Indeed, it can be argued that sometimes, the most sensible approach to certain issues is to refrain from seeking a solution. For example, in the Cyprus Problem, Greece claims that the Greek Cypriot Administration of Southern Cyprus is the sole representative of the island. Türkiye, on the other hand, is quite clear about recognizing the sovereignty and independence of the Turkish Republic of Northern Cyprus (TRNC). In other words, Türkiye favors a two-state solution. This issue will inevitably bring the two countries face to face during periods of heightened tensions on the island of Cyprus.

Another problem on the Ankara-Athens line is Greece's armament of the Aegean islands, which it controls under the condition of “demilitarization” in the Treaty of Lausanne. This threatens Türkiye’s security.

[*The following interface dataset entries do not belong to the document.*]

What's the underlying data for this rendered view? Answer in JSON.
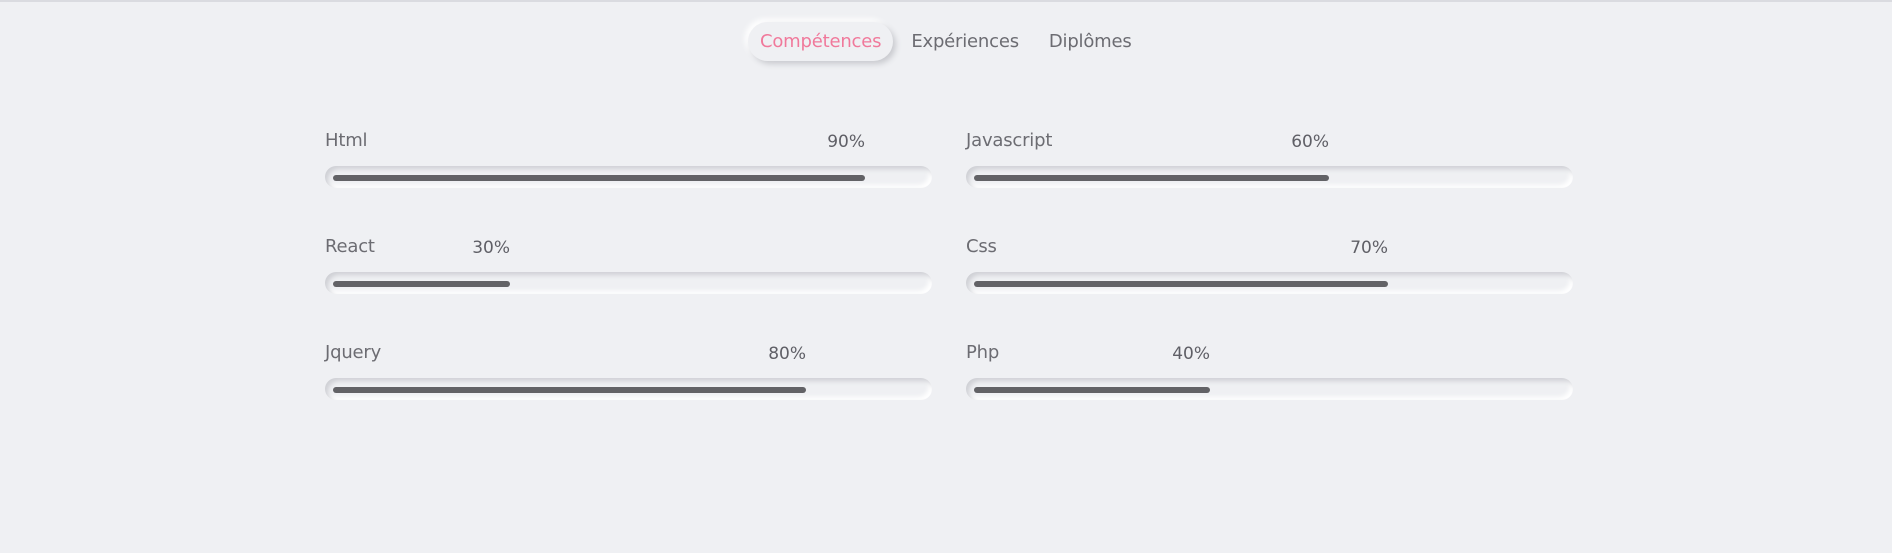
{
  "tabs": [
    {
      "label": "Compétences",
      "active": true
    },
    {
      "label": "Expériences",
      "active": false
    },
    {
      "label": "Diplômes",
      "active": false
    }
  ],
  "skills": [
    {
      "name": "Html",
      "percent_label": "90%",
      "value": 0.9
    },
    {
      "name": "Javascript",
      "percent_label": "60%",
      "value": 0.6
    },
    {
      "name": "React",
      "percent_label": "30%",
      "value": 0.3
    },
    {
      "name": "Css",
      "percent_label": "70%",
      "value": 0.7
    },
    {
      "name": "Jquery",
      "percent_label": "80%",
      "value": 0.8
    },
    {
      "name": "Php",
      "percent_label": "40%",
      "value": 0.4
    }
  ],
  "colors": {
    "accent": "#f0799b",
    "bar": "#626266",
    "background": "#eff0f3"
  }
}
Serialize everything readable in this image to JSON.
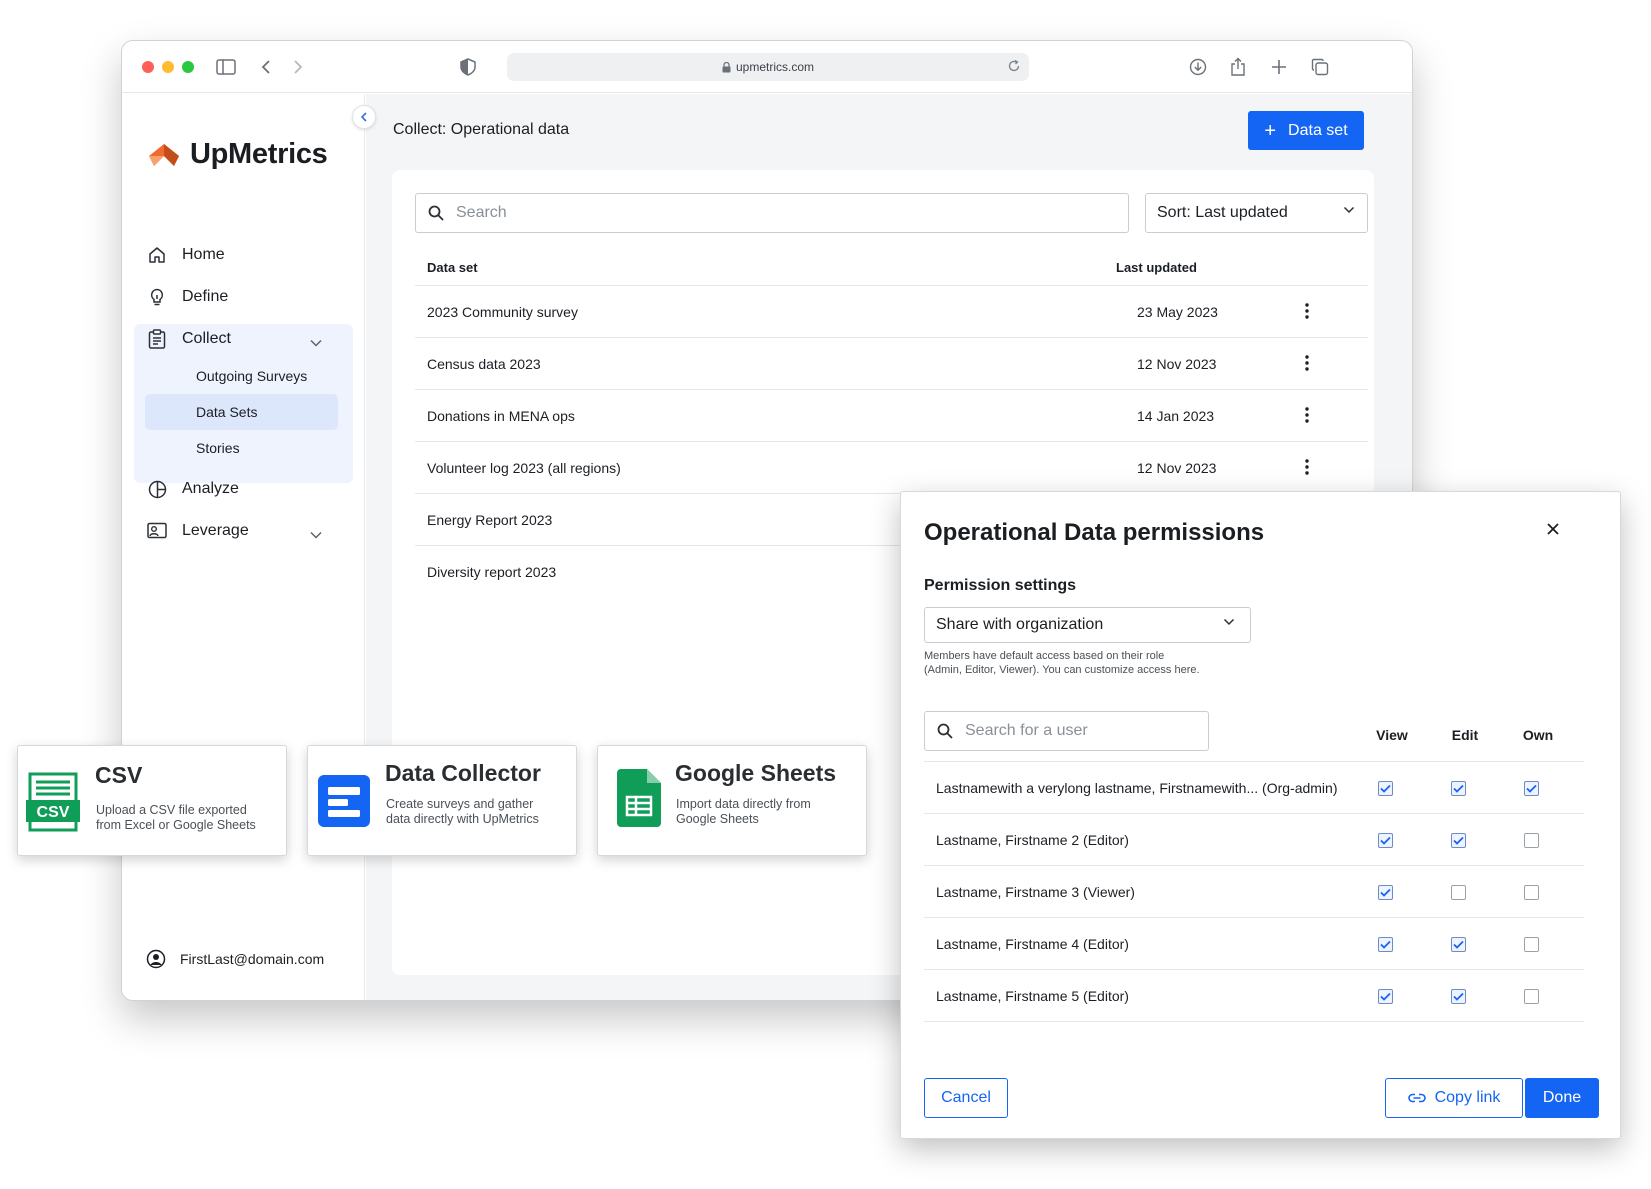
{
  "browser": {
    "url": "upmetrics.com"
  },
  "sidebar": {
    "brand": "UpMetrics",
    "items": [
      {
        "label": "Home"
      },
      {
        "label": "Define"
      },
      {
        "label": "Collect"
      },
      {
        "label": "Analyze"
      },
      {
        "label": "Leverage"
      }
    ],
    "collect_sub": [
      {
        "label": "Outgoing Surveys"
      },
      {
        "label": "Data Sets"
      },
      {
        "label": "Stories"
      }
    ],
    "user_email": "FirstLast@domain.com"
  },
  "main": {
    "title": "Collect: Operational data",
    "add_button": "Data set",
    "search_placeholder": "Search",
    "sort_label": "Sort: Last updated",
    "columns": {
      "name": "Data set",
      "updated": "Last updated"
    },
    "rows": [
      {
        "name": "2023 Community survey",
        "updated": "23 May 2023"
      },
      {
        "name": "Census data 2023",
        "updated": "12 Nov 2023"
      },
      {
        "name": "Donations in MENA ops",
        "updated": "14 Jan 2023"
      },
      {
        "name": "Volunteer log 2023 (all regions)",
        "updated": "12 Nov 2023"
      },
      {
        "name": "Energy Report 2023",
        "updated": ""
      },
      {
        "name": "Diversity report 2023",
        "updated": ""
      }
    ]
  },
  "imports": [
    {
      "title": "CSV",
      "desc_1": "Upload a CSV file exported",
      "desc_2": "from Excel or Google Sheets",
      "badge": "CSV",
      "color": "#0f9d58"
    },
    {
      "title": "Data Collector",
      "desc_1": "Create surveys and gather",
      "desc_2": "data directly with UpMetrics",
      "color": "#1565f4"
    },
    {
      "title": "Google Sheets",
      "desc_1": "Import data directly from",
      "desc_2": "Google Sheets",
      "color": "#0f9d58"
    }
  ],
  "dialog": {
    "title": "Operational Data permissions",
    "settings_heading": "Permission settings",
    "share_option": "Share with organization",
    "help_1": "Members have default access based on their role",
    "help_2": "(Admin, Editor, Viewer). You can customize access here.",
    "user_search_placeholder": "Search for a user",
    "col_view": "View",
    "col_edit": "Edit",
    "col_own": "Own",
    "users": [
      {
        "name": "Lastnamewith a verylong lastname, Firstnamewith... (Org-admin)",
        "view": true,
        "edit": true,
        "own": true
      },
      {
        "name": "Lastname, Firstname 2 (Editor)",
        "view": true,
        "edit": true,
        "own": false
      },
      {
        "name": "Lastname, Firstname 3 (Viewer)",
        "view": true,
        "edit": false,
        "own": false
      },
      {
        "name": "Lastname, Firstname 4 (Editor)",
        "view": true,
        "edit": true,
        "own": false
      },
      {
        "name": "Lastname, Firstname 5 (Editor)",
        "view": true,
        "edit": true,
        "own": false
      }
    ],
    "cancel": "Cancel",
    "copy_link": "Copy link",
    "done": "Done"
  },
  "colors": {
    "accent": "#1565f4",
    "brand_orange": "#f26a2e"
  }
}
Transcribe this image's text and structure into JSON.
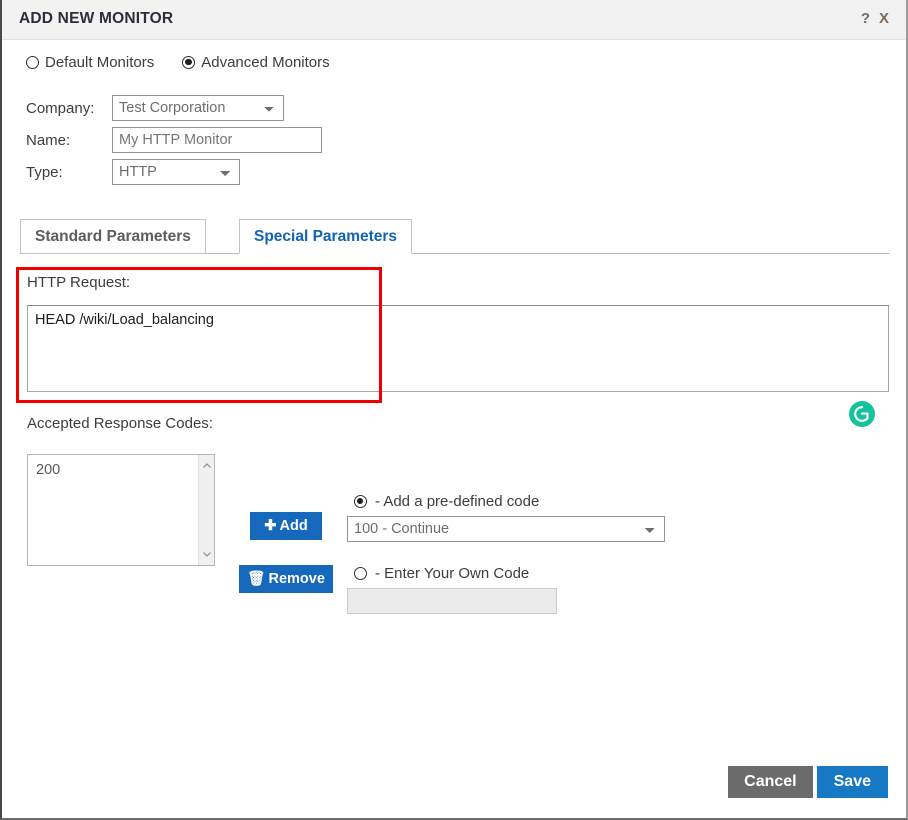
{
  "window": {
    "title": "ADD NEW MONITOR",
    "help_label": "?",
    "close_label": "X"
  },
  "monitor_mode": {
    "options": [
      {
        "label": "Default Monitors",
        "selected": false
      },
      {
        "label": "Advanced Monitors",
        "selected": true
      }
    ]
  },
  "form": {
    "company": {
      "label": "Company:",
      "value": "Test Corporation"
    },
    "name": {
      "label": "Name:",
      "value": "My HTTP Monitor",
      "placeholder": "My HTTP Monitor"
    },
    "type": {
      "label": "Type:",
      "value": "HTTP"
    }
  },
  "tabs": [
    {
      "label": "Standard Parameters",
      "active": false
    },
    {
      "label": "Special Parameters",
      "active": true
    }
  ],
  "http_request": {
    "label": "HTTP Request:",
    "value": "HEAD /wiki/Load_balancing",
    "grammarly_icon": "grammarly-icon"
  },
  "accepted_response_codes": {
    "label": "Accepted Response Codes:",
    "list_items": [
      "200"
    ],
    "add_button": {
      "label": "Add",
      "icon": "plus-icon"
    },
    "remove_button": {
      "label": "Remove",
      "icon": "trash-icon"
    },
    "predefined_radio": {
      "label": "- Add a pre-defined code",
      "selected": true
    },
    "predefined_select": {
      "value": "100 - Continue"
    },
    "own_code_radio": {
      "label": "- Enter Your Own Code",
      "selected": false
    },
    "own_code_input": {
      "value": "",
      "placeholder": ""
    }
  },
  "footer": {
    "cancel_label": "Cancel",
    "save_label": "Save"
  },
  "colors": {
    "accent_blue": "#1668bd",
    "save_blue": "#1779c4",
    "cancel_grey": "#6b6b6b",
    "tab_active_blue": "#1164b4",
    "annotation_red": "#ee0000",
    "grammarly_green": "#15c39a"
  }
}
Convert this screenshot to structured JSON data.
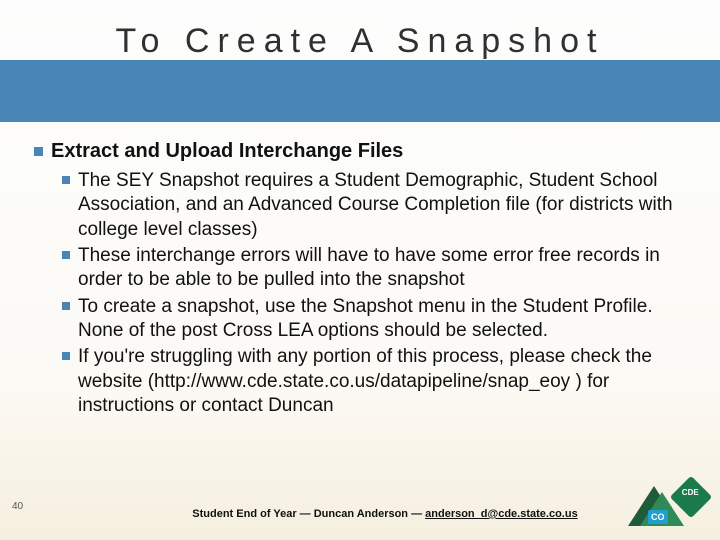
{
  "title": "To Create A Snapshot",
  "main": "Extract and Upload Interchange Files",
  "subs": [
    "The SEY Snapshot requires a Student Demographic, Student School Association, and an Advanced Course Completion file (for districts with college level classes)",
    "These interchange errors will have to have some error free records in order to be able to be pulled into the snapshot",
    "To create a snapshot, use the Snapshot menu in the Student Profile. None of the post Cross LEA options should be selected.",
    "If you're struggling with any portion of this process, please check the website (http://www.cde.state.co.us/datapipeline/snap_eoy ) for instructions or contact Duncan"
  ],
  "page_number": "40",
  "footer": {
    "prefix": "Student End of Year — Duncan Anderson — ",
    "email": "anderson_d@cde.state.co.us"
  },
  "logo": {
    "co": "CO",
    "cde": "CDE"
  }
}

Although Ankara has adopted a constructive stance on this issue to avoid spoiling the positive atmosphere in relations, Greece's armament of the islands is likely to cause a crisis in the medium and long term. In fact, given that Greece violated the Treaty of Lausanne and thus disrupted the status quo in Lausanne, Türkiye could legitimately claim the islands.

Moreover, Greece's armament efforts are perceived as a potential threat to Türkiye. Greece's moves to enhance its air force through arms deals with countries like Germany and France raise questions about the intended target of this military buildup. Additionally, Greece's collaboration with the U.S. in allowing the buildup of military assets in Alexandroupoli, near the Turkish border, has heightened mistrust in bilateral relations.

Similar crisis area is Eastern Mediterranean

Greece, in partnership with the Greek Cypriot Administration of Southern Cyprus, is perceived to be encroaching on Türkiye's and the TRNC's rights concerning hydrocarbon reserves in the Eastern Mediterranean. Projects like EastMed, relying on the Seville Map, are seen as attempts to form an anti-Türkiye coalition. This situation transforms the Eastern Mediterranean from a region of cooperation to one of crisis. President Erdoğan also voiced his concerns about this matter in his statements prior to the visit, emphasizing that playing games in the Eastern Mediterranean without Türkiye's involvement is not feasible.

Additionally, Greece's violation of the Treaty of Lausanne by abolishing the right of Western Thrace Turks to elect their muftis and reducing the number of Turkish-language schools also deepen the disputes. President Erdogan revealed Ankara's expectations by saying, “We expect the positive atmosphere in our relations to contribute to the fulfillment of the rights of the Turkish minority and our compatriots in Greece.” Despite Erdogan’s message, Mitsotakis' statement that Muslims and Christians in Western Thrace live in harmony is a detail that should not be ignored.

The two countries have disagreements not only in bilateral relations but also on regional and global issues. This was demonstrated by Erdogan’s reaction to Mitsotakis' claim that Hamas is a terrorist organization. However, both countries agree on a cease-fire in the Gaza Strip.

In conclusion, while Türkiye-Greece relations are improving with constructive steps from Erdogan and Mitsotakis, there are underlying structural issues that require resolution. Greece must take proactive measures to address these challenges.

WARNING: Comments that contain insults, swearing, offensive sentences or allusions, attacks on beliefs, are not written with spelling rules, do not use Turkish characters and are written in capital letters are not approved.